Great Ormond Street Hospital

Great Ormond Street Hospital is an international centre of excellence in child healthcare. Together with their research partner, the UCL Institute of Child Health (ICH), they form the UK’s only academic biomedical research centre (BRC) specialising in paediatrics. Since its formation in 1852, the hospital has been dedicated to children’s healthcare and to finding new and better ways to treat childhood illnesses. The hospital and Institute were awarded National Institute for Health Research BRC status in 2007, and had the award renewed in 2011, in recognition of the research conducted in the organisation. The focus of the BRC is experimental and translational biomedical research; research that brings basic laboratory scientific advances into the clinical setting to maximise patient benefit. The North East Thames Regional Genetics Service based at GOSH hosts the NIPD service, which is funded by the genetic commissioners, NIHR programme grant, a variety of other grants and the GOSH-UCL ICH BRC. The unit provides a unique, safe prenatal diagnostic service based on the analysis of cell free DNA, the only accredited laboratory worldwide to offer a definitive NIPD service for selected monogenic disorders, without requiring confirmation via traditional invasive testing.

Role in project:

During the BOOSTB4 project the GOSH team will:

  1. Identify neonates/children with OI and recruit to the study for intervention or observation;

  2. Perform postnatal transplantation of fetal MSC to treat OI, and long term follow up of cases and controls;

  3. Perform exome sequencing of donor MSC;

  4. Perform rapid prenatal exome sequencing of on amniocytes or choronic villi for definitive diagnosis of cases suspected on prenatal ultrasound to have OI;

  5. Develop non-invasive prenatal diagnosis of OI for definitive diagnosis to facilitate appropriate recruitment;

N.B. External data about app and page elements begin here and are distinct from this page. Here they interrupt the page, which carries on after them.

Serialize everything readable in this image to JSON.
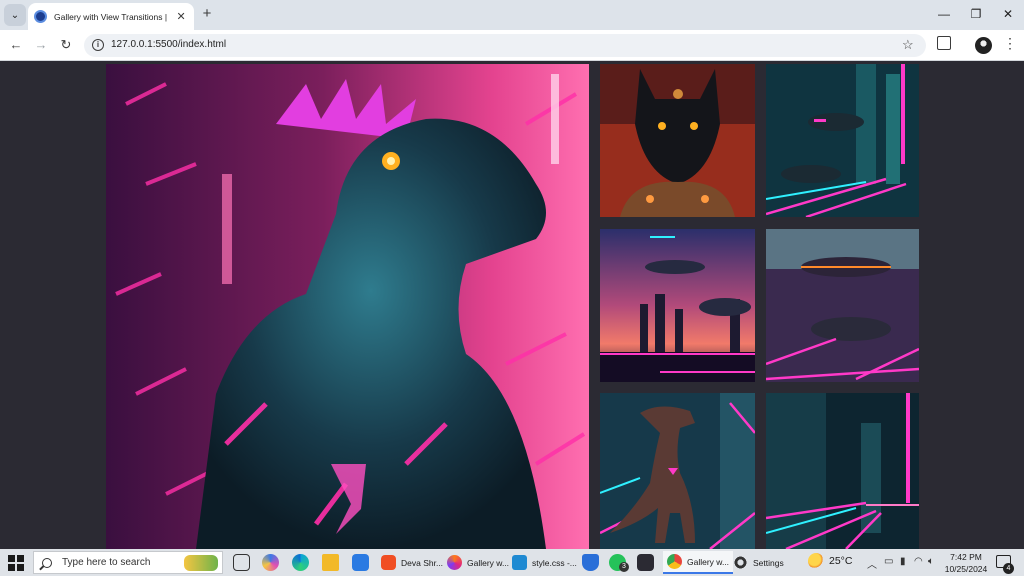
{
  "browser": {
    "tab": {
      "title": "Gallery with View Transitions | Blue"
    },
    "address": {
      "url": "127.0.0.1:5500/index.html"
    },
    "window_controls": {
      "minimize": "—",
      "restore": "❐",
      "close": "✕"
    }
  },
  "gallery": {
    "images": [
      {
        "name": "neon-dinosaur-portrait"
      },
      {
        "name": "cyber-wolf"
      },
      {
        "name": "neon-city-flying-cars"
      },
      {
        "name": "sunset-skyline-flying-cars"
      },
      {
        "name": "flying-car-neon-street"
      },
      {
        "name": "neon-t-rex"
      },
      {
        "name": "neon-street-tunnel"
      }
    ]
  },
  "taskbar": {
    "search_placeholder": "Type here to search",
    "apps": [
      {
        "label": "Deva Shr..."
      },
      {
        "label": "Gallery w..."
      },
      {
        "label": "style.css -..."
      },
      {
        "label": "Gallery w..."
      },
      {
        "label": "Settings"
      }
    ],
    "whatsapp_badge": "3",
    "weather": {
      "temp": "25°C"
    },
    "clock": {
      "time": "7:42 PM",
      "date": "10/25/2024"
    },
    "notifications_badge": "4"
  },
  "colors": {
    "accent": "#3b78e7",
    "page_bg": "#2b2a33",
    "neon_pink": "#ff2fa8",
    "neon_cyan": "#27e6f2"
  }
}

  6. Undertake social-science research to explore and capture the views and experiences of parents undergoing MSC treatment either pre- or postnatally.

 

Contributing staff:

  • Professor Lyn Chitty

  • Dr Catherine DeVile

  • Dr Belinda Crowe

  • Dr Melissa Hill

This project has received funding from the European Union's Horizon 2020 research and innovation programme under grant agreement 681045

© 2019 BOOSTB4 Consortium